Widely considered the greatest anti-war play ever written, Euripides’ The Trojan Women (415 B.C.) remains both timeless and timely, a poignant meditation on the aftermath of battle.

Ann Marie Mohr (left) as Andromache and Lindsay Brill as Hecube in Euripides' *The Trojan Women*, being staged in the A.E. Hotchner Studio Theatre by the Performing Arts Department in Arts & Sciences.
Ann Marie Mohr (left) as Andromache and Lindsay Brill as Hecube in Euripides’ *The Trojan Women*, being staged in the A.E. Hotchner Studio Theatre by the Performing Arts Department in Arts & Sciences.

Ron Himes — the Henry E. Hampton Jr. artist-in-residence as well as founder and producing director of the St. Louis Black Repertory — is directing a new production of Euripides’ enduring parable for the Performing Arts Department in Arts & Sciences.

The Trojan Women will begin at 8 p.m. Jan. 28-29 and at 2 p.m. Jan. 30 in the A.E. Hotchner Studio Theatre. Performances will continue at 8 p.m. Feb. 4-5 and at 2 p.m. Feb. 6.

Written shortly after Athens’ brutal sacking of Melos in 416 B.C., The Trojan Women is set in the days following the fall of Troy, famously described in Homer’s Iliad. The drama focuses on the women of the defeated city, who — still grieving lost sons, husbands and brothers — learn from the Greek herald Talthybius (junior Pushkar Sharma) that they will be distributed among their conquerors.
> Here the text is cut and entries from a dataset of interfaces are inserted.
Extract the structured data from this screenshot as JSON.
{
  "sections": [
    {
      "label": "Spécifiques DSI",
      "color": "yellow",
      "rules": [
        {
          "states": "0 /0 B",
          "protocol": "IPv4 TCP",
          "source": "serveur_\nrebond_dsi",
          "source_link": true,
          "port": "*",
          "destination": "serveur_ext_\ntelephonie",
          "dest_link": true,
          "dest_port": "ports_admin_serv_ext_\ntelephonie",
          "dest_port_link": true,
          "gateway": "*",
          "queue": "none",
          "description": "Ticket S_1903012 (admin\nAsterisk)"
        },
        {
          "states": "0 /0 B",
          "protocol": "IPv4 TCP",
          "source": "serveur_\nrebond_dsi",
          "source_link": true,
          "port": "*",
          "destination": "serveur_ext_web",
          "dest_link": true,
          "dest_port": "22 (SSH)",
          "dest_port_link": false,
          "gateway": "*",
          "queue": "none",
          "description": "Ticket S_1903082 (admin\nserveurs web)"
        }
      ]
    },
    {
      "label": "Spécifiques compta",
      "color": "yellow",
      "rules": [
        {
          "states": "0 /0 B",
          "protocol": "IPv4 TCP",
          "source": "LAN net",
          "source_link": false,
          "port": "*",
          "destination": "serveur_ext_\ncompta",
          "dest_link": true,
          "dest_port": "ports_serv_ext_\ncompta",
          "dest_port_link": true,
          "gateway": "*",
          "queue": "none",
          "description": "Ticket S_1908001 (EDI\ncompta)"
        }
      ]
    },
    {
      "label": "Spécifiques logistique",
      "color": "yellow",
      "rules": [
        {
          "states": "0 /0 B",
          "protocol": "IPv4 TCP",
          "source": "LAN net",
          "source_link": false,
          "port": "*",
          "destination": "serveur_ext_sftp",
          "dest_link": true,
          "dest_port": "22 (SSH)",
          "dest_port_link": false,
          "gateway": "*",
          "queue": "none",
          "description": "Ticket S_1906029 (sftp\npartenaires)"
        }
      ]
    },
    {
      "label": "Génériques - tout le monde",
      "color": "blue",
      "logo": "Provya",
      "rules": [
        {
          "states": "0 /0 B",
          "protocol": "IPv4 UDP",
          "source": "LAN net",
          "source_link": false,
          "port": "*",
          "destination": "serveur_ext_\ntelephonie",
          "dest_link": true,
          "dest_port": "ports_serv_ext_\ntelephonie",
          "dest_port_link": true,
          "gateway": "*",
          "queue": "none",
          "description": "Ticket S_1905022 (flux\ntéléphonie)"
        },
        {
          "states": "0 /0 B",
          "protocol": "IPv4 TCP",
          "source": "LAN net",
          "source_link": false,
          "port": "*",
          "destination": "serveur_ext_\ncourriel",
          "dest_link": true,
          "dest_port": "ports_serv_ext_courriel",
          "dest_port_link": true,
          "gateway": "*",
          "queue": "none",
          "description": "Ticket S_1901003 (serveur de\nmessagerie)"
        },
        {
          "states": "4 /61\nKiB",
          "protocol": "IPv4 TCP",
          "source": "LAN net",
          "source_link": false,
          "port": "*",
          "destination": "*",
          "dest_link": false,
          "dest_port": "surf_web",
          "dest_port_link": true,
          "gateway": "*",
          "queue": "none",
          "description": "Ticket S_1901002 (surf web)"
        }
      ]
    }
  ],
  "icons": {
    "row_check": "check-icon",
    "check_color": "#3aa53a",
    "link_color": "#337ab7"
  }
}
Hecube (senior Lindsay Brill), the former Trojan queen, will be given to the hated Odysseus; her daughter, the prophetess Cassandra (senior Laura Harrison), is allotted to Agamemnon; and Andromache (graduate student Ann Marie Mohr), wife of the slain Hector, is taken by Neoptolemos, Achilles’ son.

Meanwhile, Helen (junior Jenny Lichtenberg) is condemned to return to Greece with her former husband, Menelaos (junior Chris Wilson).

Himes noted that, in its focus on female characters and less-than-heroic depiction of the conquering Greeks, The Trojan Women was revolutionary for its day.

“I think that Euripides was trying to give these woman a voice,” Himes said. “Men waged the war, but (the women) were the ones who suffered most.”

At the same time, Himes sees powerful resonances between The Trojan Women and our own strife-filled era.

To that end, the production will feature spare, timeless costumes and sets — designed by Bonnie Kruger, senior artist-in-residence, and Christopher Pickart, artist-in-residence, respectively — and, in counterpoint to the classical Greek dialogue, a hip-hop-inspired chorus.

The Trojan Women comes at a busy time for Himes. He is directing Javon Johnson’s Cryin’ Shame (through Jan. 30) for the Black Rep and will soon debut Bill Harris’ Stories About the Old Days (Feb. 9-March 6).

For more information about either production, call 534-3810.

Himes founded the Black Rep, one of the nation’s largest African-American performing arts organizations, in 1976, while a WUSTL student.

He has produced and directed more than 100 plays and received numerous honors, including: The Better Family Life’s Creative Artist Award; the Dr. Martin Luther King Jr. Life and Legacy Award from the National Pan-Hellenic Alumni Council; and honorary doctorates from WUSTL and the University of Missouri-St. Louis.

Euripides (c. 480-406 B.C.) was one of three great tragedians of ancient Athens, along with Aeschylus and Sophocles.

He is estimated to have written more than 90 plays, of which 18 survive, most famously Medea (431 B.C.) and Electra (c. 420 B.C.).

Though frequently based on the exploits of Athenian heroes, his works helped reshape attic tragedy through their skeptical tone and strong secondary characters.

Tickets for The Trojan Women are $12 for the general public and $8 for senior citizens and WUSTL faculty, staff and students. Tickets are available through the Edison Theatre Box Office, 935-6543, and all MetroTix outlets.

For more information, call 935-6543.